[[ PROVIDED ENTRIES, beginning ]]

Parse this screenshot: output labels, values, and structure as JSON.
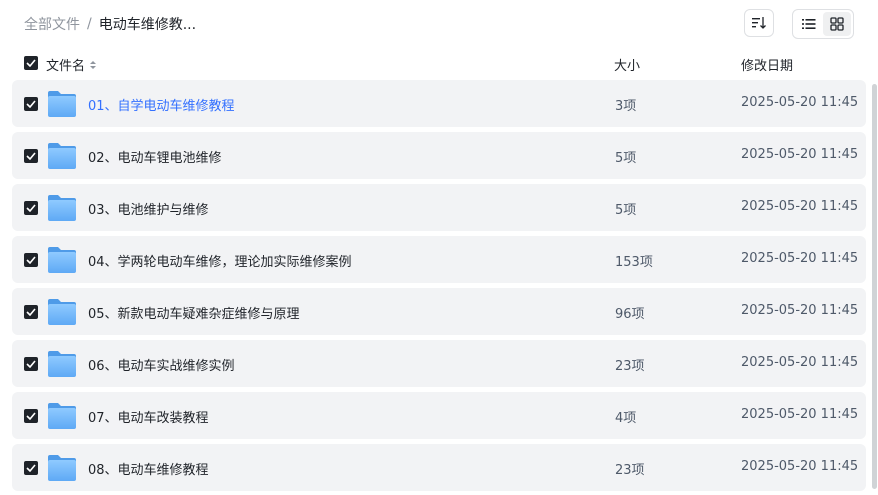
{
  "breadcrumb": {
    "root": "全部文件",
    "separator": "/",
    "current": "电动车维修教..."
  },
  "toolbar": {
    "sort_icon": "sort-icon",
    "list_view_icon": "list-view-icon",
    "grid_view_icon": "grid-view-icon"
  },
  "header": {
    "name": "文件名",
    "size": "大小",
    "modified": "修改日期"
  },
  "colors": {
    "link": "#3370ff",
    "row_bg": "#f2f3f5",
    "checkbox": "#1f2329"
  },
  "rows": [
    {
      "name": "01、自学电动车维修教程",
      "size": "3项",
      "date": "2025-05-20 11:45"
    },
    {
      "name": "02、电动车锂电池维修",
      "size": "5项",
      "date": "2025-05-20 11:45"
    },
    {
      "name": "03、电池维护与维修",
      "size": "5项",
      "date": "2025-05-20 11:45"
    },
    {
      "name": "04、学两轮电动车维修，理论加实际维修案例",
      "size": "153项",
      "date": "2025-05-20 11:45"
    },
    {
      "name": "05、新款电动车疑难杂症维修与原理",
      "size": "96项",
      "date": "2025-05-20 11:45"
    },
    {
      "name": "06、电动车实战维修实例",
      "size": "23项",
      "date": "2025-05-20 11:45"
    },
    {
      "name": "07、电动车改装教程",
      "size": "4项",
      "date": "2025-05-20 11:45"
    },
    {
      "name": "08、电动车维修教程",
      "size": "23项",
      "date": "2025-05-20 11:45"
    }
  ]
}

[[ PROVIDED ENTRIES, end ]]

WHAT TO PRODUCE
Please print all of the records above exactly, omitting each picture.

THE COMPLETED TASK
Parse this screenshot: output labels, values, and structure as JSON.
{
  "breadcrumb": {
    "root": "全部文件",
    "separator": "/",
    "current": "电动车维修教..."
  },
  "toolbar": {
    "sort_icon": "sort-icon",
    "list_view_icon": "list-view-icon",
    "grid_view_icon": "grid-view-icon"
  },
  "header": {
    "name": "文件名",
    "size": "大小",
    "modified": "修改日期"
  },
  "colors": {
    "link": "#3370ff",
    "row_bg": "#f2f3f5",
    "checkbox": "#1f2329"
  },
  "rows": [
    {
      "name": "01、自学电动车维修教程",
      "size": "3项",
      "date": "2025-05-20 11:45"
    },
    {
      "name": "02、电动车锂电池维修",
      "size": "5项",
      "date": "2025-05-20 11:45"
    },
    {
      "name": "03、电池维护与维修",
      "size": "5项",
      "date": "2025-05-20 11:45"
    },
    {
      "name": "04、学两轮电动车维修，理论加实际维修案例",
      "size": "153项",
      "date": "2025-05-20 11:45"
    },
    {
      "name": "05、新款电动车疑难杂症维修与原理",
      "size": "96项",
      "date": "2025-05-20 11:45"
    },
    {
      "name": "06、电动车实战维修实例",
      "size": "23项",
      "date": "2025-05-20 11:45"
    },
    {
      "name": "07、电动车改装教程",
      "size": "4项",
      "date": "2025-05-20 11:45"
    },
    {
      "name": "08、电动车维修教程",
      "size": "23项",
      "date": "2025-05-20 11:45"
    }
  ]
}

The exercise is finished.